Who did we even play back then?
Oh right, Rennes.
We spanked them 3-0.
And who did we beat before that? Manchester United.
Say what now? Two clean sheets in consecutive massive games?
If any other coach had done that, while anchoring Arsenal in both the #Top4 and the Europa League, Londoners would be singing his name from the lamp-posts.
But something about the guy makes him seem less cool, less smart, less attractive, or less innovative than his fellow Top 6 coaches.
Be honest with yourself: it’s true.
During the huge winning streak, we were impressed but dubious, waiting to see what happened once the injuries mounted, and points were dropped in the depths of dark winter in December.
All along, it’s been wait and see, in particular in this very column. Now I’m suggesting that maybe it’s a subconscious thing, comparing Emery to Pocchetino, Klopp, Guardiola, Sarri and OGS.
Perusing the list, in late March, you’d say Emery has outperformed Sarri for sure, and OGS rode in on a white pony, so it’s too soon to say. (But he has the star-power thing down pat.)
We beat Tottenham once, easily, and really should have beaten them again. The draw felt like a loss, as we all know, because Auba missed that penalty.
But what happened in the next game?
Lacazette wins another penalty, and he gives the ball to his buddy.
I sat here on my couch, with my 11 year old, watching it two hours late on the DVR, and we both screamed “NOOOOOOOOOO.”
Take it yourself, Laca!
We need the win!
Are you insane!
Obviously, in hindsight, we were wrong. (Is it a coincidence that Laca is both of our favorite Arsenal player at the moment?)
That kind of scene, one teammate believing in another, is what sports is all about. It gives you chills.
And it’s real. You can’t pay for it.
Arsenal have that, and they also now have a manager willing to play all his best players at once in the same game. (Imagine that?)
The squad is in the perfect place for this time of year, and one way or another, we’ll soon know if they finish strong, finish brilliantly, limp to the line, or choke like the Atlanta Falcons in the 2018 Super Bowl.
Within a short span of time, we won’t be able to say “wait and see” any longer.
And let’s play what if, for a moment.
If Emery gets the team into the Champions League, he’ll definitely get more money to spend. Maybe a lot more.
He’ll have proven he can do the job, and that proof will have delivered more cash.

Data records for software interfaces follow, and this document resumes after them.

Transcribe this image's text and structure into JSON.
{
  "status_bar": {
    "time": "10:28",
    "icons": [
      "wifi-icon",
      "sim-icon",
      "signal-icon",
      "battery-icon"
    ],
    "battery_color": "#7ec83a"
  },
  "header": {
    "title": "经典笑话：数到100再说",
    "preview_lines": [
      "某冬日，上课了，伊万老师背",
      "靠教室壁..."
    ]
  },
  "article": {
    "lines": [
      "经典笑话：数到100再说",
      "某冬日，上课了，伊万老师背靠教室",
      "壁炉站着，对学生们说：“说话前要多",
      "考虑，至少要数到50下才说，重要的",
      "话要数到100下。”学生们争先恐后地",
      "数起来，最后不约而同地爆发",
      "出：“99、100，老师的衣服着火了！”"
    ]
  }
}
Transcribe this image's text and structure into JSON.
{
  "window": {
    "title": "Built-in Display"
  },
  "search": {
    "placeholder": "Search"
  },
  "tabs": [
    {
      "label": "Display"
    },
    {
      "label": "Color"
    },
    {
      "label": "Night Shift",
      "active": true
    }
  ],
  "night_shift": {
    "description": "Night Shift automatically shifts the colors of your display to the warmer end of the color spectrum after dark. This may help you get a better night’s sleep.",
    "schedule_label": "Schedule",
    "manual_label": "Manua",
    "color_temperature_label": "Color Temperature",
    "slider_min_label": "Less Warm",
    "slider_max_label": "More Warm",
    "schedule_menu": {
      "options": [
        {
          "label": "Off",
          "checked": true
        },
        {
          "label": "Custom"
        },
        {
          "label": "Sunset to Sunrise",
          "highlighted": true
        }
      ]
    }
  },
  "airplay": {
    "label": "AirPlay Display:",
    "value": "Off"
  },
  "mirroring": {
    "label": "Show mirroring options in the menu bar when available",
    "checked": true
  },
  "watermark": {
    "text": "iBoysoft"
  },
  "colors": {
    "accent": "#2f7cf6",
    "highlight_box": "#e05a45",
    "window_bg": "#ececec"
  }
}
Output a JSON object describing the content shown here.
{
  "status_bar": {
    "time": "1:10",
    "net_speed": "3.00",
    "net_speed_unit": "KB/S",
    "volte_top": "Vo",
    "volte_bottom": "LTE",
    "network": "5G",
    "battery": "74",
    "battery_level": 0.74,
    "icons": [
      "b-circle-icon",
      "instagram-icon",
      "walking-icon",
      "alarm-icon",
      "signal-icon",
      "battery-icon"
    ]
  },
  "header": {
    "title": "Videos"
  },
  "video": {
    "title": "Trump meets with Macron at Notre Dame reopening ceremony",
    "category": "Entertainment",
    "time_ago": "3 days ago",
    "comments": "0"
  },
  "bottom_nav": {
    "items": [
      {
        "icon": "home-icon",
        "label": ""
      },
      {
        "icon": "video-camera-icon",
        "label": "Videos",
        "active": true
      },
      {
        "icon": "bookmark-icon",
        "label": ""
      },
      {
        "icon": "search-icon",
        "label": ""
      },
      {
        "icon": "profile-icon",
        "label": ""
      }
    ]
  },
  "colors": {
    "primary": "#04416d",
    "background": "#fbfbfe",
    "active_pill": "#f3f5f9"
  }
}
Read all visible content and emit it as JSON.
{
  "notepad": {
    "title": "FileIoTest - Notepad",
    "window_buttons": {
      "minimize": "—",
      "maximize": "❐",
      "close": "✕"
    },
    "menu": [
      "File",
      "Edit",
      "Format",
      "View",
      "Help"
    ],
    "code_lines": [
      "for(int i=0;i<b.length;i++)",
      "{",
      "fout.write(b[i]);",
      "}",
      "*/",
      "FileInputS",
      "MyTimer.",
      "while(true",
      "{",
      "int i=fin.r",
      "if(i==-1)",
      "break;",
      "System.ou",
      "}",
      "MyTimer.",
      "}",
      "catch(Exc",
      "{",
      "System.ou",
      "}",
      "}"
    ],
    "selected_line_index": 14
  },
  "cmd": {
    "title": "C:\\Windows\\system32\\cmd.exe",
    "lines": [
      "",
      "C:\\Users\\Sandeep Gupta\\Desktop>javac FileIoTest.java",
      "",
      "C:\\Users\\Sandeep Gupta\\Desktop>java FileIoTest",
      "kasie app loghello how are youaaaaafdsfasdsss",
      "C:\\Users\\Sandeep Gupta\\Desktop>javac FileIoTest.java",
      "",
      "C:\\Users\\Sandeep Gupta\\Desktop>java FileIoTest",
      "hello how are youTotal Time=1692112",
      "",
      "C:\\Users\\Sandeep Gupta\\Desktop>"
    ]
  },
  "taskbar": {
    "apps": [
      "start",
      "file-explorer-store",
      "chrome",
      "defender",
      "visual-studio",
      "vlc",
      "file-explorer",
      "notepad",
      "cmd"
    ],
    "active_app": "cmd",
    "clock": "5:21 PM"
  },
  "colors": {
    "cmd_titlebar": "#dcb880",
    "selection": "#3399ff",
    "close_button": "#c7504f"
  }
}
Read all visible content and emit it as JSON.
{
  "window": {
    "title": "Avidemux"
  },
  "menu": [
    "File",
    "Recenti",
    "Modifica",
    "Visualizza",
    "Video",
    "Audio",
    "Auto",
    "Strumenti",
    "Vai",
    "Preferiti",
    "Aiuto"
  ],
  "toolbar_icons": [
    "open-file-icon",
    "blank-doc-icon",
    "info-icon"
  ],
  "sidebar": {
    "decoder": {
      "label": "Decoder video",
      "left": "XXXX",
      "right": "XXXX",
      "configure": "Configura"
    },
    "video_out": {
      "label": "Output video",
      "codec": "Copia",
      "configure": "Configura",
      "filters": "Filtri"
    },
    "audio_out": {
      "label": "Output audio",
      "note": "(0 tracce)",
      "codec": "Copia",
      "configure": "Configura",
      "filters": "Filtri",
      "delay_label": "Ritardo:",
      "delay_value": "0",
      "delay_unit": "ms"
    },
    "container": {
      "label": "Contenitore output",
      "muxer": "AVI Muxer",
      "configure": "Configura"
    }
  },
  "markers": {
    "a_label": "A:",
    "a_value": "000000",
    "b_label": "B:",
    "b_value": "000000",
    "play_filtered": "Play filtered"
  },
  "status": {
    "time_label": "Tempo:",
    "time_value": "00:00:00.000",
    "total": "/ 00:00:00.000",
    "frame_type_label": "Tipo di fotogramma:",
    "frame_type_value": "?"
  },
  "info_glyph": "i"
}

Given our model of spend what you’ve made, that means more on transfers.
Some new names are intriguing, like Thomas, from Atletico. More money, better signings.
It’s clear that the manager is staring at a very binary outcome: he makes it in, or he doesn’t.
If Arsenal win the Europa League and get in the Top 4, or somehow miraculously overtake Spurs and hang on 3rd, then I think this guy will have money, clout, and a new aura.
The story will be that his tactical acumen is his special power. It won’t be that he doesn’t stick to a style, but rather that he’s so amazing at the details that he breaks the game down into phases, which explains all the halftime subs, and each game plan is unique because HE CAN.
HIS BRAIN IS THAT BIG. HE BREATHES AND EATS FOOTBALL.
Now, if Arsenal choke on both fronts, and end up in 5th or 6th, knocked out by Napoli in the Europa League, it will be very, very different.
He didn’t improve on Wenger’s performance, only the point total.
Yes, some advance was made in the Big 6 Mini-league, but the results weren’t enough. We’ll give him a modest budget, and a decent leash into next year, but there better be some major improvement, or we might be coach shopping this time next year.
Like I said, it’s binary.
And we’ll know soon enough.
From this odd vantage, winter and spring all at once, on the mountain top in morning and in the valley in the afternoon, I’ll say one thing:
I’m really glad the team is perched where it is, and that we’ve managed to put a whooping on some hated rivals: Chelsea, Tottenham, and Manchester United.
How great would it be if in the multi-verse, we end up with one of the happy timelines?
I wonder what I’ll be writing this time in April?
Remember, follow @Jblauphotoxxx
P.S. Take a bow son.
Granit Xhaka scoring a banger for Switzerland with his weak foot. 🔥 pic.twitter.com/gTdnj1tAaw
— Arsenal FC News (@ArsenalFC_fl) March 26, 2019